Hardiman, David. 1997. ‘Origins and Transformation of the Devi’, in A Subaltern Studies Reader 1986–1995, ed. Ranajit Guha. New Delhi: Oxford University Press.

 

Jalais, Annu. 2009. Forest of Tigers: People, Politics and Environment in the Sundarbans. India: Routledge.

 

Sarkar, Sutapa Chatterjee. 2010. The Sundarbans: Folk Deities, Monsters and Mortals. New Delhi: Orient Blackswan.

 

Sen, Dineshchandra. 2008. ‘Currency of older forms of belief amongst the converts to Islam in the folk-literature’, in The Folk-literature of Bengal, pp. 81–97. Los Angeles: The Library of the University of California.

 

———. 2008. ‘Muhammadan folk-tales in Bengal’ in The Folk-literature of Bengal, pp. 98–145. Los Angeles: The Library of the University of California.

 

Shapiro, Ari. 2016. ‘Meet Bonbibi: The Indian Forest Goddess Worshipped Across Religions’. Online at http://www.npr.org/2016/05/19/478729137/meet-bonbibi-the-indian-forest-goddess-worshipped-across-religions (viewed on February 20, 2017).

 

 

                                  

 

Audio-visual Recordings

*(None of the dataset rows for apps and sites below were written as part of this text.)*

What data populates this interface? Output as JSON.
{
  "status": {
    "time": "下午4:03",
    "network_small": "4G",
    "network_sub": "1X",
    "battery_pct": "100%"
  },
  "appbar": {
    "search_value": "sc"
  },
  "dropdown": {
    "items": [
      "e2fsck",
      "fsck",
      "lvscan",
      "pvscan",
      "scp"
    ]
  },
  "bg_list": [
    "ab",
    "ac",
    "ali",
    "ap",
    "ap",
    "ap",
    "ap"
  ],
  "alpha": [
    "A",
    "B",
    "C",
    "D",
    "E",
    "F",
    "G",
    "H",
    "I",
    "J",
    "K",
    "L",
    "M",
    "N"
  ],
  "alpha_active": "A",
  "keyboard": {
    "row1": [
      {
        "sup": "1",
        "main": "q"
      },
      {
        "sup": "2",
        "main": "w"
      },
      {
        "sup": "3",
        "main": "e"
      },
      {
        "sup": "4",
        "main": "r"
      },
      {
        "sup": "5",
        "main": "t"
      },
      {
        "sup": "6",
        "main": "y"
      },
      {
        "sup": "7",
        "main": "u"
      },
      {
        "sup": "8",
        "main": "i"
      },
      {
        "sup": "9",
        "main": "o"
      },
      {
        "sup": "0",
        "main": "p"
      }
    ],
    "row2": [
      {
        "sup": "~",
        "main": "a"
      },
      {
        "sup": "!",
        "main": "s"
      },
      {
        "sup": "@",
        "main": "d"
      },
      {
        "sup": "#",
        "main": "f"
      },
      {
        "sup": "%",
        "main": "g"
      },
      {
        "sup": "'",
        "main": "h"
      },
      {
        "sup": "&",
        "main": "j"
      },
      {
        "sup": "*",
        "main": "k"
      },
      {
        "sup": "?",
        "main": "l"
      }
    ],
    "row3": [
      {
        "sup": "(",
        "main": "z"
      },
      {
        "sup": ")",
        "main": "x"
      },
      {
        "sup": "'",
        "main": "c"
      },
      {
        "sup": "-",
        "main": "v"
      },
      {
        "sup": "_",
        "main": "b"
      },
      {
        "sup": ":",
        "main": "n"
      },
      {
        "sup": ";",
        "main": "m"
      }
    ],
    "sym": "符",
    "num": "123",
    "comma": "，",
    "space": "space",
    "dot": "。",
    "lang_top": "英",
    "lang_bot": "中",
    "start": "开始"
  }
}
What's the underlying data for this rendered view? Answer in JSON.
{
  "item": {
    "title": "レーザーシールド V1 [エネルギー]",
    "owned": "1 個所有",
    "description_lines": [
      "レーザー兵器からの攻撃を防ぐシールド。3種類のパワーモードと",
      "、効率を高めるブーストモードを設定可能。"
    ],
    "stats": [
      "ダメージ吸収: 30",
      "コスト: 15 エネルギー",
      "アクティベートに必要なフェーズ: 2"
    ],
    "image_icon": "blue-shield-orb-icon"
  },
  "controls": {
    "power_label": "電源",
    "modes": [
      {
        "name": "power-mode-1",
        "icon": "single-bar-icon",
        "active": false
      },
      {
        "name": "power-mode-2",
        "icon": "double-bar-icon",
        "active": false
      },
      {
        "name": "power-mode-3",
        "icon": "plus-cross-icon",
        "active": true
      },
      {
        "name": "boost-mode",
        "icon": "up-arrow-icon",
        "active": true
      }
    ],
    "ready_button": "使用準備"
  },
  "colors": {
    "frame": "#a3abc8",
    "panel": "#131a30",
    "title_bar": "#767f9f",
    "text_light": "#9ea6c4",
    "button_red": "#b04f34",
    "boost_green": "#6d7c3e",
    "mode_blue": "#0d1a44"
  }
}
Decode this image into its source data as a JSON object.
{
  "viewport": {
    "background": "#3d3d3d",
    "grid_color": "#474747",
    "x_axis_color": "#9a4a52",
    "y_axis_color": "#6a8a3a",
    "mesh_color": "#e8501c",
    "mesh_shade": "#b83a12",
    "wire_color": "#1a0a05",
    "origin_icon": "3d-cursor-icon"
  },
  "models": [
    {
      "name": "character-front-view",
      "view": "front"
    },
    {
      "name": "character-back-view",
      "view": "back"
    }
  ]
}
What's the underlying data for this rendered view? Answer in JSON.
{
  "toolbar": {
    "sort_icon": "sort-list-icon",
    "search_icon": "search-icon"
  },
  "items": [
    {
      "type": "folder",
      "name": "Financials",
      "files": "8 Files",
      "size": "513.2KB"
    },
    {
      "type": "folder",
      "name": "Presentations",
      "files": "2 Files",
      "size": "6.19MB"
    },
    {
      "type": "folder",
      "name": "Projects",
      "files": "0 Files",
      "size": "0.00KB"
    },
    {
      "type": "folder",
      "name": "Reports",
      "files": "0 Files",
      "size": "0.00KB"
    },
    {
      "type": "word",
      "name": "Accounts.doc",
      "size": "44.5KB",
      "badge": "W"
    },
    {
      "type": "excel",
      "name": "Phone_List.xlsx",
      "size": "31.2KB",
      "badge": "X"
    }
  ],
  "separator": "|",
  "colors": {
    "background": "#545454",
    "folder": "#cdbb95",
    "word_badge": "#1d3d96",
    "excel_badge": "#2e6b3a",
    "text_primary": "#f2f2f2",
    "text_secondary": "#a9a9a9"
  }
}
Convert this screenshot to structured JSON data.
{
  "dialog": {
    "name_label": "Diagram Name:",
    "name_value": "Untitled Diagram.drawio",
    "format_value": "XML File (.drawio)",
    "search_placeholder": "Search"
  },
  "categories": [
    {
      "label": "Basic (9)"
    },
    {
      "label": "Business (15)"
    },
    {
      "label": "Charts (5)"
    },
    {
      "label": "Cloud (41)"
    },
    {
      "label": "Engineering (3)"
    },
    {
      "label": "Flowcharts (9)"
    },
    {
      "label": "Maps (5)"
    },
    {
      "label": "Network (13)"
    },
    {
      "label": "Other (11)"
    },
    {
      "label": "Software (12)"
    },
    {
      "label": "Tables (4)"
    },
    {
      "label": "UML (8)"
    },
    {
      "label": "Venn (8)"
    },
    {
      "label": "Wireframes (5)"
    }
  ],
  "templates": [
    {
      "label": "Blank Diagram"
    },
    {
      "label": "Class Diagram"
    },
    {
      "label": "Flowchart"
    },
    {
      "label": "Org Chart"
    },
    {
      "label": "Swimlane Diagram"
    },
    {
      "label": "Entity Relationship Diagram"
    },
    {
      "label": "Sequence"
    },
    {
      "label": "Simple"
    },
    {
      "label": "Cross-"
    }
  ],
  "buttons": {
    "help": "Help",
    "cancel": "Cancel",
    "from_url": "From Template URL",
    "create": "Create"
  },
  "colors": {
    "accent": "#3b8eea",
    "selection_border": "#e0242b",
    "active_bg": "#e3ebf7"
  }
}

Natya Sodh Sansthan Video Library. 2007. Ma Banabibi Jatra (documentary). DVD.

 

A glimpse of contemporary Bonbibi performances, mainly staged for tourists, recorded and uploaded on YouTube:

 

https://www.youtube.com/watch?v=VSuo7bK2PKM

https://www.youtube.com/watch?v=e_qj27rGq8o

https://www.youtube.com/watch?v=EH-0lvtI2UE

https://www.youtube.com/watch?v=84gTKQBmNZ0

https://www.youtube.com/watch?v=A2ElB_aikCw

https://www.youtube.com/watch?v=_TOs--7HgGs